Which lines in the data below contain the word "icon"? Pull each of them out.

Exercise data below:

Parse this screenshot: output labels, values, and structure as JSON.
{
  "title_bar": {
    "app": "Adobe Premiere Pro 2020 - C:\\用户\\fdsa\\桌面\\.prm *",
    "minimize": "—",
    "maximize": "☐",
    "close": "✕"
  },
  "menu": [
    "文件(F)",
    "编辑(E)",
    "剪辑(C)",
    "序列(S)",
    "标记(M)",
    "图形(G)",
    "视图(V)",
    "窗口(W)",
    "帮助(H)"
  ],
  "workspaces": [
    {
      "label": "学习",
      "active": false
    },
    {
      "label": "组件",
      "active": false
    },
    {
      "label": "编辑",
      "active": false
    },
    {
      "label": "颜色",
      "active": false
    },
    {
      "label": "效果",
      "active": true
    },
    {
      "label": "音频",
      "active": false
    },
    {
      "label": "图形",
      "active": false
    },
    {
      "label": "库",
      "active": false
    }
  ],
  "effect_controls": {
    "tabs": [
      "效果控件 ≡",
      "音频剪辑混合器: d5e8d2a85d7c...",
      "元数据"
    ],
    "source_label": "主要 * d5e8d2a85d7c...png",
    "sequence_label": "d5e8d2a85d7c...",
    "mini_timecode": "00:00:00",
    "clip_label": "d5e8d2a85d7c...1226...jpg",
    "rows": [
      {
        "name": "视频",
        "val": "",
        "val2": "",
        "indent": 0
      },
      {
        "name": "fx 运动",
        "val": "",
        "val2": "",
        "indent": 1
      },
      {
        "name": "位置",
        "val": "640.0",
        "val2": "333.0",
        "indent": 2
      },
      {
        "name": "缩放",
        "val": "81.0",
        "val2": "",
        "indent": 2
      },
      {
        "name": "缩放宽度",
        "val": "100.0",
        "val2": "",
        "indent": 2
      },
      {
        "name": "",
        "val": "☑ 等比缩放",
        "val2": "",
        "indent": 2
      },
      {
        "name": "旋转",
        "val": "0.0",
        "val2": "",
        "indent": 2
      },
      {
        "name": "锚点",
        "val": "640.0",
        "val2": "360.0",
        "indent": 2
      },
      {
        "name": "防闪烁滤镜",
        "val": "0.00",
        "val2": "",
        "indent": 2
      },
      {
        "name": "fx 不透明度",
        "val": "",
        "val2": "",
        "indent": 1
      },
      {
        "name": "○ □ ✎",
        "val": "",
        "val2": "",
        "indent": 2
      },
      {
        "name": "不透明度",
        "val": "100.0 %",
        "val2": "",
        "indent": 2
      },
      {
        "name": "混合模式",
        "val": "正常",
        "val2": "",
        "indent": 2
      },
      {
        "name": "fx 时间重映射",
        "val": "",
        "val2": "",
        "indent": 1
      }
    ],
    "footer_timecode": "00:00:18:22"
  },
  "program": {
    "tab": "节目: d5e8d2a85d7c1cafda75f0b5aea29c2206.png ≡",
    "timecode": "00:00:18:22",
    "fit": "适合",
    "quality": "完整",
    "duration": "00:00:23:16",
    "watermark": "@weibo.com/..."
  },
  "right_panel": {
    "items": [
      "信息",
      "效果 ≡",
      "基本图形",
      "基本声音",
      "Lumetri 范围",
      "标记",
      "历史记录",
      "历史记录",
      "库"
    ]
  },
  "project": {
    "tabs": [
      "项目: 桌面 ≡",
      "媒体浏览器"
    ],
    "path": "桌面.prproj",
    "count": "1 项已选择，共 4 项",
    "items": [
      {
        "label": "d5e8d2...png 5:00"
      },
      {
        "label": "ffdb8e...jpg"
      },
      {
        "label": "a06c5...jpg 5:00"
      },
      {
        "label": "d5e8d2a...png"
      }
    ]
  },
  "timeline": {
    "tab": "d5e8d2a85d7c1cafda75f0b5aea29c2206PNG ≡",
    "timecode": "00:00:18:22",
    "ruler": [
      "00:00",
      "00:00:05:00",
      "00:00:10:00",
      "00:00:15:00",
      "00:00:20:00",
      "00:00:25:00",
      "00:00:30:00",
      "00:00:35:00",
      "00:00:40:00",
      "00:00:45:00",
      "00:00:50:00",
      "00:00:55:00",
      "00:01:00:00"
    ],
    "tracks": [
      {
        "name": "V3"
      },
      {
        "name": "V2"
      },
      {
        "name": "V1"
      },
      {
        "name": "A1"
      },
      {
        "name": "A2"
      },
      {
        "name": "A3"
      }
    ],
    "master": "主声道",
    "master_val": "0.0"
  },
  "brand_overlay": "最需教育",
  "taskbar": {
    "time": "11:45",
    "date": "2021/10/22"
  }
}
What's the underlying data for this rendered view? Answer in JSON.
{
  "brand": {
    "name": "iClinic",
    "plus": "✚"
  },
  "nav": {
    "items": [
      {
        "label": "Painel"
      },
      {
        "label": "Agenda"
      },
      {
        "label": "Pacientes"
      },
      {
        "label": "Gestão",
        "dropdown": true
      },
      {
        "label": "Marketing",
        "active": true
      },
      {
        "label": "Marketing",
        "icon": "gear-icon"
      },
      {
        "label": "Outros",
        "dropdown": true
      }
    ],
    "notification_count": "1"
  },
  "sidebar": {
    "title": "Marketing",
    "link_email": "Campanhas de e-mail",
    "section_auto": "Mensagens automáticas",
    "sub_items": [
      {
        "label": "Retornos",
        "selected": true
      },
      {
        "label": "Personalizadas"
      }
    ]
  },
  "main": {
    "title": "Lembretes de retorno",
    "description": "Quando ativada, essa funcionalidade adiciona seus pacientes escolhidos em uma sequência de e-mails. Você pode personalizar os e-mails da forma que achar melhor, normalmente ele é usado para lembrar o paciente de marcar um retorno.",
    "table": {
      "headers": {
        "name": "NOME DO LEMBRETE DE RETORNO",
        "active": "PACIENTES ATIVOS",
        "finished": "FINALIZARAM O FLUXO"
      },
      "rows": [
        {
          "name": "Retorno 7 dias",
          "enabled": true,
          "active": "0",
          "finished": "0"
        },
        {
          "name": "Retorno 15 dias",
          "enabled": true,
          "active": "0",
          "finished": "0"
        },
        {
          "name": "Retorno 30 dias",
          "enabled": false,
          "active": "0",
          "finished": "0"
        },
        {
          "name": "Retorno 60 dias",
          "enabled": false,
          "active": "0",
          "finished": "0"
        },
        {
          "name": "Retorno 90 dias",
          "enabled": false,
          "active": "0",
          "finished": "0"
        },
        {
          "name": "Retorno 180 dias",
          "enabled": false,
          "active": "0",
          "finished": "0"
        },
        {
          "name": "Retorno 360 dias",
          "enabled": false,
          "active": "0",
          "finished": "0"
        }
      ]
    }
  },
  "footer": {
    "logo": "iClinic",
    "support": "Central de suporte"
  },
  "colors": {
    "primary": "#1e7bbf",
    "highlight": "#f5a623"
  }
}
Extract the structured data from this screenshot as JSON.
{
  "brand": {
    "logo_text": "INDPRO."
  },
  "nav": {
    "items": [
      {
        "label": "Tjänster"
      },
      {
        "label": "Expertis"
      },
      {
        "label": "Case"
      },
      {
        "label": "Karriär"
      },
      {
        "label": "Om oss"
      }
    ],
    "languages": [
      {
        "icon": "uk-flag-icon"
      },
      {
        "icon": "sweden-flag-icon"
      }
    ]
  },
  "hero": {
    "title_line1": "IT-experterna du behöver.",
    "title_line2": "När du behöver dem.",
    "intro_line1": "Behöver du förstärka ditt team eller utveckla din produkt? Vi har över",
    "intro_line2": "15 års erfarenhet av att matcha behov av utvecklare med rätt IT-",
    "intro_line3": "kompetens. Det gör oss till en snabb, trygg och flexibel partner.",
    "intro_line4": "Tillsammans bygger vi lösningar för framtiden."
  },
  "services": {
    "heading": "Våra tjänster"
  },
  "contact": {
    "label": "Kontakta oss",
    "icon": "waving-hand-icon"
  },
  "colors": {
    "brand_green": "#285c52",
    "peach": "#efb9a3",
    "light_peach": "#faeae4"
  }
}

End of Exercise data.

#### [Solution to this task]
        "icon": "gear-icon"
        "icon": "uk-flag-icon"
        "icon": "sweden-flag-icon"
    "icon": "waving-hand-icon"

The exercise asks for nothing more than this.